Back up and running with Immunotherapy for dust mites

Dust-Mite-Allergens

About a month ago I decided to take a break from the Immunotherapy. Both the new cat and dog sublingual treatment and the dust mites that are subcutaneous (by injection). I had been reacting more than ever before to the dust mites and thought perhaps my body needed a break for the injections. I had been on the sublingual treatment for cats and dogs for a month and the oral itching seemed to be getting worse. Benadryl seemed to be the only solution, which made me EXTREMELY drowsy. In the last week, I have been reacting to dust quite a bit more than usual, and I decided to resume the subcutaneous injections for dust mites.

The sublingual immunotherapy was new for me. I like the idea of being able to take it at home, as I would have less allergist/doctor appointments than the subcutaneous injections. It seemed more convenient and I wanted to give it a try. I know that this treatment has been successful for many, though I seem to react a little differently than most people to these types of things…

Is anyone else out there using the sublingual immunotherapy? If so, is it working out for you? I’ve been informed that the oral itching usually decreases with time. Is anyone past the oral itching stage? I’d like to start it up again however I’m not quite ready for all that oral itching and antihistamine drowsiness yet…

Detective work for a stuffy nose…

Snuffy

Friday afternoon we left for a weekend away and I had thought to pack one of my dust mite pillow covers and an extra pillow slip instead of bringing my pillow. Friday night I was so tired I fell asleep without putting the dust mite pillow cover and new slip on and had quite a night. I felt like the Snuffleupagus from Sesame Street! Being so tired I took some antihistamines, turned over and went back to sleep… Though I did go through an entire box of Kleenex!

I couldn’t figure out why my nose had been so stuffy. We opened the windows, aired out the cabin and I hoped for a better night’s sleep.

Just before bed, I remembered that I had packed the pillow cover and extra slip. How could I have forgotten! I zipped up the cover and that night I slept without a single sniffle. A simple cover made ALL the difference :)

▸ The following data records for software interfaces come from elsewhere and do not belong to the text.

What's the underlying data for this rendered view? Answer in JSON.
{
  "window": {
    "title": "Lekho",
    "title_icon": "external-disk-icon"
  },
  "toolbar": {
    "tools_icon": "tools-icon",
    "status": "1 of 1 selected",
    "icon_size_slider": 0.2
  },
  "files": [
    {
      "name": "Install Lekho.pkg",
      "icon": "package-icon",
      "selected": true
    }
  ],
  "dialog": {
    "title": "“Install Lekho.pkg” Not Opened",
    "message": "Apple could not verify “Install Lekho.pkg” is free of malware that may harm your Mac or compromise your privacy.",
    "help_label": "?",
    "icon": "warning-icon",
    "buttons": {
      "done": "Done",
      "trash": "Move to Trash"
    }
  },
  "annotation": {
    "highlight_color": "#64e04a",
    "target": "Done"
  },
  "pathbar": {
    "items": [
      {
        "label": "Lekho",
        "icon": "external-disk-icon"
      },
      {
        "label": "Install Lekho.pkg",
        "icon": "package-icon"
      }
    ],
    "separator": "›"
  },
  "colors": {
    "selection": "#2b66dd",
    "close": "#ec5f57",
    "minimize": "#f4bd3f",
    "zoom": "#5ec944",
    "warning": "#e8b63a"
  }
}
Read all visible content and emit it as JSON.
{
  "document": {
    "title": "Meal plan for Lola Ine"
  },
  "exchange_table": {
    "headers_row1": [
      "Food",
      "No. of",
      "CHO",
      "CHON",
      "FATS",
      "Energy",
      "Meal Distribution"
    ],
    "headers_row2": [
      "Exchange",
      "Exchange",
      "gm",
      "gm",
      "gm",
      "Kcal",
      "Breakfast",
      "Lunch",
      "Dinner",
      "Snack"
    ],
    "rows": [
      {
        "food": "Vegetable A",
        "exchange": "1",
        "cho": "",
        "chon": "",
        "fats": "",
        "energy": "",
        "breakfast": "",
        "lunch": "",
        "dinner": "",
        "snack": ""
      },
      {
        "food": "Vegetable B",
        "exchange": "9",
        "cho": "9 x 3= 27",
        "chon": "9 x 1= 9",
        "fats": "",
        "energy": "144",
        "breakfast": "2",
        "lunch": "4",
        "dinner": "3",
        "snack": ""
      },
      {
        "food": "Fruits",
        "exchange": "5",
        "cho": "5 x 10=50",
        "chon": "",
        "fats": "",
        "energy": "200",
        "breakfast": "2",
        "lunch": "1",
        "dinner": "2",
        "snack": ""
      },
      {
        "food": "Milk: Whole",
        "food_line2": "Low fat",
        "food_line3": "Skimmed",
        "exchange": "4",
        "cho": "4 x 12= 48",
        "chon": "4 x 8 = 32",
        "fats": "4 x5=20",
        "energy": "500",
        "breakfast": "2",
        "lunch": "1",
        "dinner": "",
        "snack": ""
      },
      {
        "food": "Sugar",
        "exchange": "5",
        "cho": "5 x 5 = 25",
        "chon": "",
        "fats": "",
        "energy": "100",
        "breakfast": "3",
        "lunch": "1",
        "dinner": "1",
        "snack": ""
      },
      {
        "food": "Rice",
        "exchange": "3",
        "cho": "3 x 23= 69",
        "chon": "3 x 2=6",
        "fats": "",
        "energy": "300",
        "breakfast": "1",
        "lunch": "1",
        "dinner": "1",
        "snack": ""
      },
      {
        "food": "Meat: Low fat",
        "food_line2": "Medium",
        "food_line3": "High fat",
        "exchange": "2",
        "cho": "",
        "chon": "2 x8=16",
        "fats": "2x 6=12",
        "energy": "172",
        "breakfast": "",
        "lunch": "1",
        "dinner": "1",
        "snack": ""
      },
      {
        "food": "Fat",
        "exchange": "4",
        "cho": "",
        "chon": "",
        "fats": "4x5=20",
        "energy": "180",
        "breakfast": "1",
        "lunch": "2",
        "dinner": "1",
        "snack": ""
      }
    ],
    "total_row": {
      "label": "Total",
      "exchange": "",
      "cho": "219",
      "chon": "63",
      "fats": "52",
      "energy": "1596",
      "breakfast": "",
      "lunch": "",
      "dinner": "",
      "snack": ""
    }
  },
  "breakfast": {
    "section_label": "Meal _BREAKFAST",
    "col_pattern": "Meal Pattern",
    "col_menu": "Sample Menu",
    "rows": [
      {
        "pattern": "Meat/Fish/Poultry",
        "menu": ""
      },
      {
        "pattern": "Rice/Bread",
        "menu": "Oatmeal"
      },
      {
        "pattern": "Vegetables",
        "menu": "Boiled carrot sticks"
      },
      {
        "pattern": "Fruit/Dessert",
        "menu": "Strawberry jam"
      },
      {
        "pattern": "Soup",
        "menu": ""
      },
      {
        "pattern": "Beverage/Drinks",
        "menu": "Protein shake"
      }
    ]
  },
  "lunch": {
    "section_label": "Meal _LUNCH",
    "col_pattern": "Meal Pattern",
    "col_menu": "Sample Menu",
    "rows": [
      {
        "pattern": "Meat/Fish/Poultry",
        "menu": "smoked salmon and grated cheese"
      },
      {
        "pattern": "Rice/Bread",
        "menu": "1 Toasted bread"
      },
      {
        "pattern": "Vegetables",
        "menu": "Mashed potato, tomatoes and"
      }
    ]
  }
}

Next time I sleep somewhere else I am going equipped with my own pillow, or at the very least, a dust mite cover and extra pillow slip. Do you ever get a stuffy nose when sleeping somewhere else? Does your pillow travel with you? I think I need a traveling pillow!